Lawmakers Considering More Testing Changes
Less than a year after lawmakers overhauled public-school testing following the botched rollout of the new Florida Standards Assessments, the debate over how to measure student learning is far from over.
A leading senator on education issues is working on legislation that would allow schools to use tests other than the statewide standardized exams, which are used in some graduation and promotion decisions, teacher evaluations and school grades.
Democrats and education groups continue to call for the state's accountability system to be suspended, with test scores being used instead to help set learning goals for schools to be measured against. Some have recommended giving schools a grade of "I," or incomplete, in the meantime.
Senate President Andy Gardiner, R-Orlando, declined to rule out any options during a breakfast meeting with reporters this week. He noted that the State of Board of Education will also soon approve "cut scores" setting out how scores on the tests will relate to different achievement levels.
"I think all of those probably are up for discussion," Gardiner said. "You have a board that still has to make some recommendations as well."
In the Senate, the issue has been taken up by former President Don Gaetz, R-Niceville. Gaetz, who now chairs the Senate committee that oversees education spending, said Wednesday he's working on legislation that would allow school districts to use alternative tests for the same purposes that the Florida Standards Assessments are used for now.
Gaetz, who said a bipartisan group of senators would be involved with the legislation, said "brand names" would be offered as the alternative tests, but no final decision has been made on which exams could be used. He also stressed that using different tests would be optional.
"The idea is not to take the place of the Florida Standards Assessment," Gaetz, a former Okaloosa County schools superintendent, said. "The idea is to prove an alternative for districts and for students."
Lawmakers tried last year to soothe some of the angst over the new assessments and the feelings of parents who said their children spend too much time on standardized tests. The Legislature put a hold on the use of student test data for school grades, teacher evaluations and student promotion to fourth grade until the Florida Standards Assessments, or FSA, could be validated --- something that happened in September.
It also scrapped a law requiring school districts to come up with end-of-course tests in classes where the state doesn't administer such exams; capped the amount of time students can spend on state and school-district tests at 45 hours a year; and reduced the portion of a teacher's evaluation tied to student performance from the current 50 percent to one-third.

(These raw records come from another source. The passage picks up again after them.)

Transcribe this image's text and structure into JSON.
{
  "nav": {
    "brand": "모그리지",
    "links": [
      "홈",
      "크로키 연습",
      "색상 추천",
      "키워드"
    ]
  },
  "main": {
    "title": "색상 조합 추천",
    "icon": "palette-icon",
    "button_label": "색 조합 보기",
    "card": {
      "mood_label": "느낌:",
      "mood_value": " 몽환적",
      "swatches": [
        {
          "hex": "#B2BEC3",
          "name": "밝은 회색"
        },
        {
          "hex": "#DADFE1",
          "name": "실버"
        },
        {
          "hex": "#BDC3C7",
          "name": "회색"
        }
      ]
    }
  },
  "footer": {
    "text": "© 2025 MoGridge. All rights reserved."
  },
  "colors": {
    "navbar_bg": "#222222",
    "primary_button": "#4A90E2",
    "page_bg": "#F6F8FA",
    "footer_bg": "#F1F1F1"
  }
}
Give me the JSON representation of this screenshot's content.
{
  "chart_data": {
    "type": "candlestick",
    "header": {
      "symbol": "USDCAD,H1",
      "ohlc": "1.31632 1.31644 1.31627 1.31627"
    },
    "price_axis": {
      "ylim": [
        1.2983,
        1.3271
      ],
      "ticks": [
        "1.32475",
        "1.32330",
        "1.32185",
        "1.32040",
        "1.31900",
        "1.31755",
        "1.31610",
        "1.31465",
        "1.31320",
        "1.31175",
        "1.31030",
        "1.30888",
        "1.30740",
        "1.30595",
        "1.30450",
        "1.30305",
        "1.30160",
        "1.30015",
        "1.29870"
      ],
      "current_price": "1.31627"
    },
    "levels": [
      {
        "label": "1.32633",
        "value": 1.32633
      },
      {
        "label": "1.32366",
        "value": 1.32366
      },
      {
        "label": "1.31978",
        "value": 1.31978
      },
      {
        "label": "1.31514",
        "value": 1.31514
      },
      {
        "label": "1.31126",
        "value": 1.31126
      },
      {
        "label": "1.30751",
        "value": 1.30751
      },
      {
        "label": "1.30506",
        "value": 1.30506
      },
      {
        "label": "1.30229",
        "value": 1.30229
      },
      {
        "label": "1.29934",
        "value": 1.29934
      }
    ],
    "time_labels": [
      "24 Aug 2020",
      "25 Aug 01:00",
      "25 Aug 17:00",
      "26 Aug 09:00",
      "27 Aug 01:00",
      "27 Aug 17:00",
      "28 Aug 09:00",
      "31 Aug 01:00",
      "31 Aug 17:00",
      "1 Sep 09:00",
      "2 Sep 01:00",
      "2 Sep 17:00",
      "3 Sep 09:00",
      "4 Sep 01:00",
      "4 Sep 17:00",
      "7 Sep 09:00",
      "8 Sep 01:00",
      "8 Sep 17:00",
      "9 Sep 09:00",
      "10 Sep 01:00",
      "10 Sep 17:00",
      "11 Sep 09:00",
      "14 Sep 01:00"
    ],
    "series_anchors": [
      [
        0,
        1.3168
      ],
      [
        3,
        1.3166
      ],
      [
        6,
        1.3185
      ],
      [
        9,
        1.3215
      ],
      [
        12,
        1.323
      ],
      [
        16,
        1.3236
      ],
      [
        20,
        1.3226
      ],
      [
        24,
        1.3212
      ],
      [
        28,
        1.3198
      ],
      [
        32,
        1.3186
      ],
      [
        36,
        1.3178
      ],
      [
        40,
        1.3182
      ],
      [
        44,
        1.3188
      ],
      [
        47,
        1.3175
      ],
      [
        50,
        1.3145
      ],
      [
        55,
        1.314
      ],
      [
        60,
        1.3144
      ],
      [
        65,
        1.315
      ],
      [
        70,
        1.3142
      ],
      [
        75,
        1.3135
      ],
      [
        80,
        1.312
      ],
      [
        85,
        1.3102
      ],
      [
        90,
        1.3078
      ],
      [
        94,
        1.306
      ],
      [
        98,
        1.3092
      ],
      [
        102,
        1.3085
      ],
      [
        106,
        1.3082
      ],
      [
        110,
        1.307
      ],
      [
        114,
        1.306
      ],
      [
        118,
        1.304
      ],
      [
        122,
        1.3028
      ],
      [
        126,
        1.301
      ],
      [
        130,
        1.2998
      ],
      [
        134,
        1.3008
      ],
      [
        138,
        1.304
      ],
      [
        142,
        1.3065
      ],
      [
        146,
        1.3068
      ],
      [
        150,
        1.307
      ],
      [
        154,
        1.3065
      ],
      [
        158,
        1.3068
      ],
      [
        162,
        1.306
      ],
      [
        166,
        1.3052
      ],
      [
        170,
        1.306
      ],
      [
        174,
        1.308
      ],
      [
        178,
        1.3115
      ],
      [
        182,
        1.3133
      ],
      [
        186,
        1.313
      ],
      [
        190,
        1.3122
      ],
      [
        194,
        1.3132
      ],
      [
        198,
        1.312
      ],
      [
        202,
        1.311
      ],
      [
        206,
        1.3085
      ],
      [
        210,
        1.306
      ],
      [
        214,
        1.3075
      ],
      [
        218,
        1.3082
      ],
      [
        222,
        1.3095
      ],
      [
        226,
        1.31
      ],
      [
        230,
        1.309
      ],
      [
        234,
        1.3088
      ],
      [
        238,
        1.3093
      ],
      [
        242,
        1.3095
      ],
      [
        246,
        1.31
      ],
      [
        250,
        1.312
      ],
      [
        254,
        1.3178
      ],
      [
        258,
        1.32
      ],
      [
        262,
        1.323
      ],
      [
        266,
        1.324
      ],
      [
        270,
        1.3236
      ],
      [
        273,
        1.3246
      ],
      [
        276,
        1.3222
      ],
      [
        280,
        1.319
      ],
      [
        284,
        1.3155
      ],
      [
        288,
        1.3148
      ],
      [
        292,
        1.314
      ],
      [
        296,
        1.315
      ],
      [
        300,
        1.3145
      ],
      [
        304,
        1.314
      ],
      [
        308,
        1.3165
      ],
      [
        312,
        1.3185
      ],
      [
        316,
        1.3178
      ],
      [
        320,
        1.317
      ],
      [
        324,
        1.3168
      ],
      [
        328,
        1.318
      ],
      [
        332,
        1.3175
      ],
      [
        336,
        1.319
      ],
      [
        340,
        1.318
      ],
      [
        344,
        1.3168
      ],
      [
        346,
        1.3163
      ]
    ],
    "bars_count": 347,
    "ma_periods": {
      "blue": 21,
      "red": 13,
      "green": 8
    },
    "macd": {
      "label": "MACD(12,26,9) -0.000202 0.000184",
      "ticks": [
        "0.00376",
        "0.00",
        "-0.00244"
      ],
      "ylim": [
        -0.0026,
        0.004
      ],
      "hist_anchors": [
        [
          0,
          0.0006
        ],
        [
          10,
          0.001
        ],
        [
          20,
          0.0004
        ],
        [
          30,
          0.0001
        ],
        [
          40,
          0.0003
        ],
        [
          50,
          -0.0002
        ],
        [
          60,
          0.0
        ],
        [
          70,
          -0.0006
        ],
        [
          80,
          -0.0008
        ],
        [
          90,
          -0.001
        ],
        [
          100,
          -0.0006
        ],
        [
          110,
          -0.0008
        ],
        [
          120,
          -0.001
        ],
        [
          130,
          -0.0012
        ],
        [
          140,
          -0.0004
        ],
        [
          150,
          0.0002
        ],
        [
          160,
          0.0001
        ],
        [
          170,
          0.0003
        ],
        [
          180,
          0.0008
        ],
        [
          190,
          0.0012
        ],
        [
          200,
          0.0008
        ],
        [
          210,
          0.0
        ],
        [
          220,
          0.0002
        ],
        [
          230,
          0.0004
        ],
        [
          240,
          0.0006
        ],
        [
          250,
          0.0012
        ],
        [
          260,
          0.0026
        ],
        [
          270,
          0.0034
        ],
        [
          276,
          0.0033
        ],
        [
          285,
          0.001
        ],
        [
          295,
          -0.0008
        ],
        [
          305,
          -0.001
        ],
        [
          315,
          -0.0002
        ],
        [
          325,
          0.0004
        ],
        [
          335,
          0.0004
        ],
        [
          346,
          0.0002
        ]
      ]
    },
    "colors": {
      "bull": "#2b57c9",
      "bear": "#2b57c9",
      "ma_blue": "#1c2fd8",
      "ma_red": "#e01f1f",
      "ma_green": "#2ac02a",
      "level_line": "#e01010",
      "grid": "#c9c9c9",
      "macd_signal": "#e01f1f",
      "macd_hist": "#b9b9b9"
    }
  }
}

But the changes did little to end the debate about testing. About three weeks after the independent review said the tests were valid for most of the purposes they're used for, the Florida Association of District School Superintendents said its members had "lost confidence" in the state's accountability system.
"We have a credibility problem with the FSA," Gaetz said Wednesday.
Gardiner did not directly answer a question about whether there are still too many tests in Florida, instead pointing to the changes lawmakers made last year.
"I think a lot of parents still believe there are," Gardiner said.
Other ideas have already begun to crop up. Rep. Shevrin Jones, D-West Park, this week filed a bill (HB 903) that would suspend the use of scores on the state tests for school grades or decisions about student graduation or promotion for the current school year and the next.
Jones said the state needs to pause and gather information on how well students do on the tests, then use that data to measure how much scores improve in future years. He said the current debate over testing is unlikely to fade quickly.
"It's not going to go away," Jones said. "Not until we give confidence to our teachers and our parents."